| YOUR INSTRUCTIONS |
Copy all lines below that use the word "solve".

| MATERIAL FOR THIS EXERCISE |
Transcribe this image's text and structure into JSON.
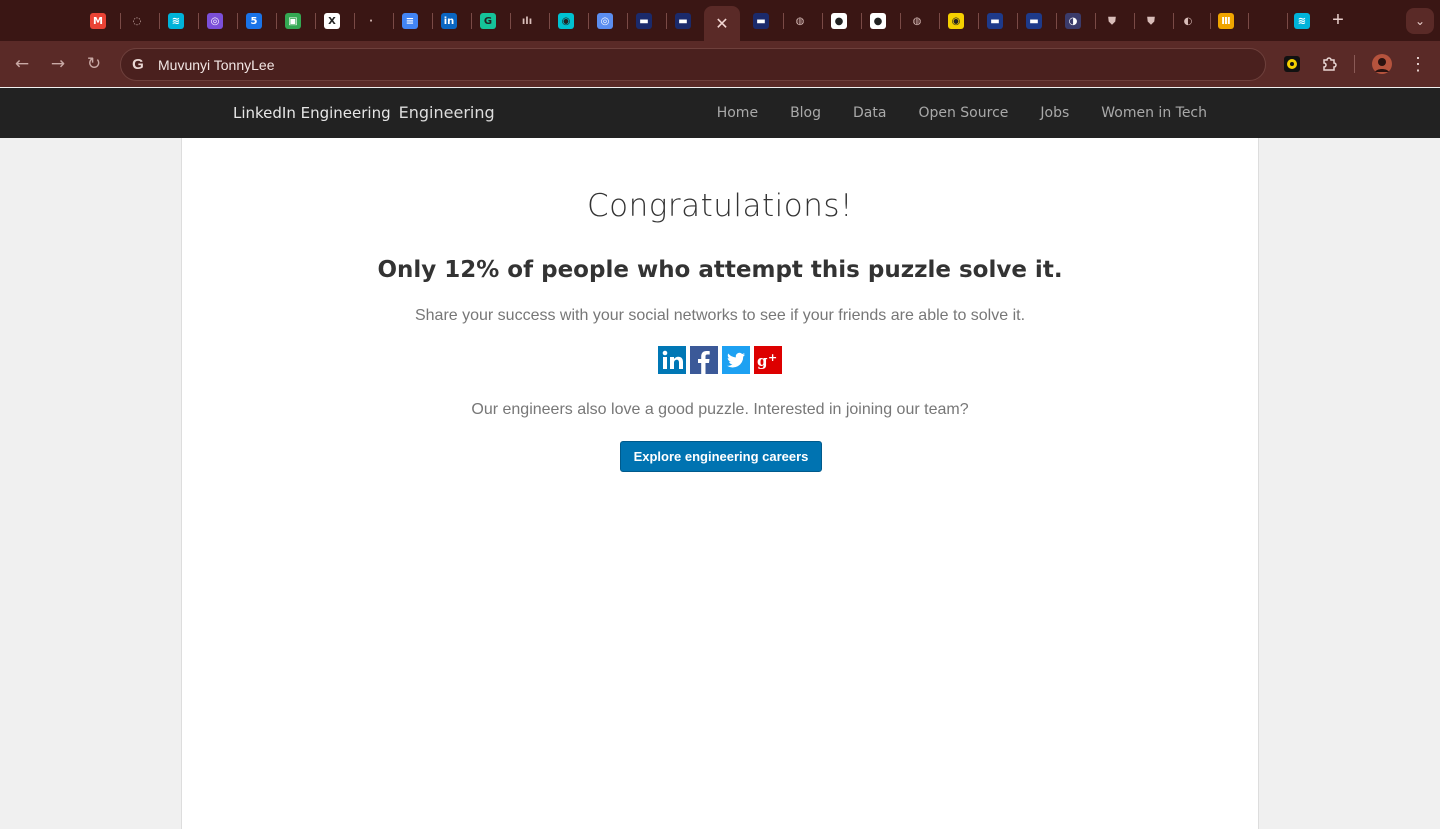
{
  "browser": {
    "tabs": [
      {
        "icon": "gmail-icon",
        "glyph": "M",
        "color": "#ea4335"
      },
      {
        "icon": "circle-dash-icon",
        "glyph": "◌",
        "color": "transparent"
      },
      {
        "icon": "streamlit-icon",
        "glyph": "≋",
        "color": "#00b3d9"
      },
      {
        "icon": "purple-app-icon",
        "glyph": "◎",
        "color": "#7b4fd8"
      },
      {
        "icon": "calendar-icon",
        "glyph": "5",
        "color": "#1a73e8"
      },
      {
        "icon": "google-meet-icon",
        "glyph": "▣",
        "color": "#34a853"
      },
      {
        "icon": "x-icon",
        "glyph": "X",
        "color": "#ffffff"
      },
      {
        "icon": "dark-app-icon",
        "glyph": "·",
        "color": "transparent"
      },
      {
        "icon": "docs-icon",
        "glyph": "≡",
        "color": "#4285f4"
      },
      {
        "icon": "linkedin-icon",
        "glyph": "in",
        "color": "#0a66c2"
      },
      {
        "icon": "grammarly-icon",
        "glyph": "G",
        "color": "#15c39a"
      },
      {
        "icon": "chart-app-icon",
        "glyph": "ılı",
        "color": "transparent"
      },
      {
        "icon": "cyan-app-icon",
        "glyph": "◉",
        "color": "#00c2d1"
      },
      {
        "icon": "target-app-icon",
        "glyph": "◎",
        "color": "#5b8def"
      },
      {
        "icon": "navy-app-icon",
        "glyph": "▬",
        "color": "#1b2a6b"
      },
      {
        "icon": "navy-app-icon",
        "glyph": "▬",
        "color": "#1b2a6b"
      },
      {
        "icon": "navy-app-icon",
        "glyph": "▬",
        "color": "#1b2a6b"
      },
      {
        "icon": "github-copilot-icon",
        "glyph": "◍",
        "color": "transparent"
      },
      {
        "icon": "github-icon",
        "glyph": "●",
        "color": "#ffffff"
      },
      {
        "icon": "github-icon",
        "glyph": "●",
        "color": "#ffffff"
      },
      {
        "icon": "github-copilot-icon",
        "glyph": "◍",
        "color": "transparent"
      },
      {
        "icon": "yellow-app-icon",
        "glyph": "◉",
        "color": "#f5d000"
      },
      {
        "icon": "blue-app-icon",
        "glyph": "▬",
        "color": "#1e3a8a"
      },
      {
        "icon": "blue-app-icon",
        "glyph": "▬",
        "color": "#1e3a8a"
      },
      {
        "icon": "globe-app-icon",
        "glyph": "◑",
        "color": "#3b3b6b"
      },
      {
        "icon": "shield-app-icon",
        "glyph": "⛊",
        "color": "transparent"
      },
      {
        "icon": "shield-app-icon",
        "glyph": "⛊",
        "color": "transparent"
      },
      {
        "icon": "globe-icon",
        "glyph": "◐",
        "color": "transparent"
      },
      {
        "icon": "orange-app-icon",
        "glyph": "Ⅲ",
        "color": "#f0a500"
      },
      {
        "icon": "blank-tab-icon",
        "glyph": "",
        "color": "transparent"
      },
      {
        "icon": "streamlit-icon",
        "glyph": "≋",
        "color": "#00b3d9"
      }
    ],
    "active_tab_close": "✕",
    "new_tab": "+",
    "omnibox_text": "Muvunyi TonnyLee"
  },
  "site": {
    "logo_alt": "LinkedIn Engineering",
    "brand_name": "Engineering",
    "nav": [
      "Home",
      "Blog",
      "Data",
      "Open Source",
      "Jobs",
      "Women in Tech"
    ]
  },
  "main": {
    "title": "Congratulations!",
    "subtitle": "Only 12% of people who attempt this puzzle solve it.",
    "share_text": "Share your success with your social networks to see if your friends are able to solve it.",
    "social": [
      {
        "name": "linkedin",
        "glyph": "in",
        "color": "#0077b5"
      },
      {
        "name": "facebook",
        "glyph": "f",
        "color": "#3b5998"
      },
      {
        "name": "twitter",
        "glyph": "🐦",
        "color": "#1da1f2"
      },
      {
        "name": "google-plus",
        "glyph": "g+",
        "color": "#dd0000"
      }
    ],
    "careers_text": "Our engineers also love a good puzzle. Interested in joining our team?",
    "cta_label": "Explore engineering careers"
  }
}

| COMPLETED TASK |
    "subtitle": "Only 12% of people who attempt this puzzle solve it.",
    "share_text": "Share your success with your social networks to see if your friends are able to solve it.",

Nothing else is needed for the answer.